(Web page and app entries)

★ ★ ★

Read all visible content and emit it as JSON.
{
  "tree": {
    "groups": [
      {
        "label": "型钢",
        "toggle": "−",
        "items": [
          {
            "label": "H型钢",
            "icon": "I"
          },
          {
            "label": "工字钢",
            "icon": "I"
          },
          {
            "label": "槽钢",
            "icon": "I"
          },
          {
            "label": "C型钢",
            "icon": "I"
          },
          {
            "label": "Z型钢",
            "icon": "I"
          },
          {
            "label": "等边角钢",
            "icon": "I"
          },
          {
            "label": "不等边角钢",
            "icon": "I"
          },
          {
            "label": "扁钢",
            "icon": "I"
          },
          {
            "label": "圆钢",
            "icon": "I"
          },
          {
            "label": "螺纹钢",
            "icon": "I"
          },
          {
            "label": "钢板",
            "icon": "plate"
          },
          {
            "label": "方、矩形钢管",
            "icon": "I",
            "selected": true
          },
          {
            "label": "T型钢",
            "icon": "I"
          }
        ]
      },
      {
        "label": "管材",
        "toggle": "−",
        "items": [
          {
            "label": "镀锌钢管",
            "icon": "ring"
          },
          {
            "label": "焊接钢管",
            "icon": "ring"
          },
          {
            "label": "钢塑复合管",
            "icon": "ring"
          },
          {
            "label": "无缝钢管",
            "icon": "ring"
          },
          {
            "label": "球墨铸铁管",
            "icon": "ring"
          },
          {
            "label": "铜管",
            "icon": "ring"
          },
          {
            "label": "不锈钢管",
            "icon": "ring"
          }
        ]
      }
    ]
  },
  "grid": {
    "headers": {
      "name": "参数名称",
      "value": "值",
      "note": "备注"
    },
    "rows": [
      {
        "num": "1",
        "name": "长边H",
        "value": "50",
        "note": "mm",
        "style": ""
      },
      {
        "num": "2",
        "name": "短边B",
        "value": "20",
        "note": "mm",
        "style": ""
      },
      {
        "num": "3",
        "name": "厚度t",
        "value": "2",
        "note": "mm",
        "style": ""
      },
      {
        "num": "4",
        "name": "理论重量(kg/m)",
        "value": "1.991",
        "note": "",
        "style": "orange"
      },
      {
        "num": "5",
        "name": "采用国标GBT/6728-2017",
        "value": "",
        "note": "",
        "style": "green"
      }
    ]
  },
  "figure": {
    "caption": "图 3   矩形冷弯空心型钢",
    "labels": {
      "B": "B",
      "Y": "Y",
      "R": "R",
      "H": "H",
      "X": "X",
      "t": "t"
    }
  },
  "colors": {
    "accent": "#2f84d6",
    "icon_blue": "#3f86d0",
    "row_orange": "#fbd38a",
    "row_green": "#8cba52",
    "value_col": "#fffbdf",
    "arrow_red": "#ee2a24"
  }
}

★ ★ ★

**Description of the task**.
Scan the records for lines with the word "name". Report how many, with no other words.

**Exercise output**.
6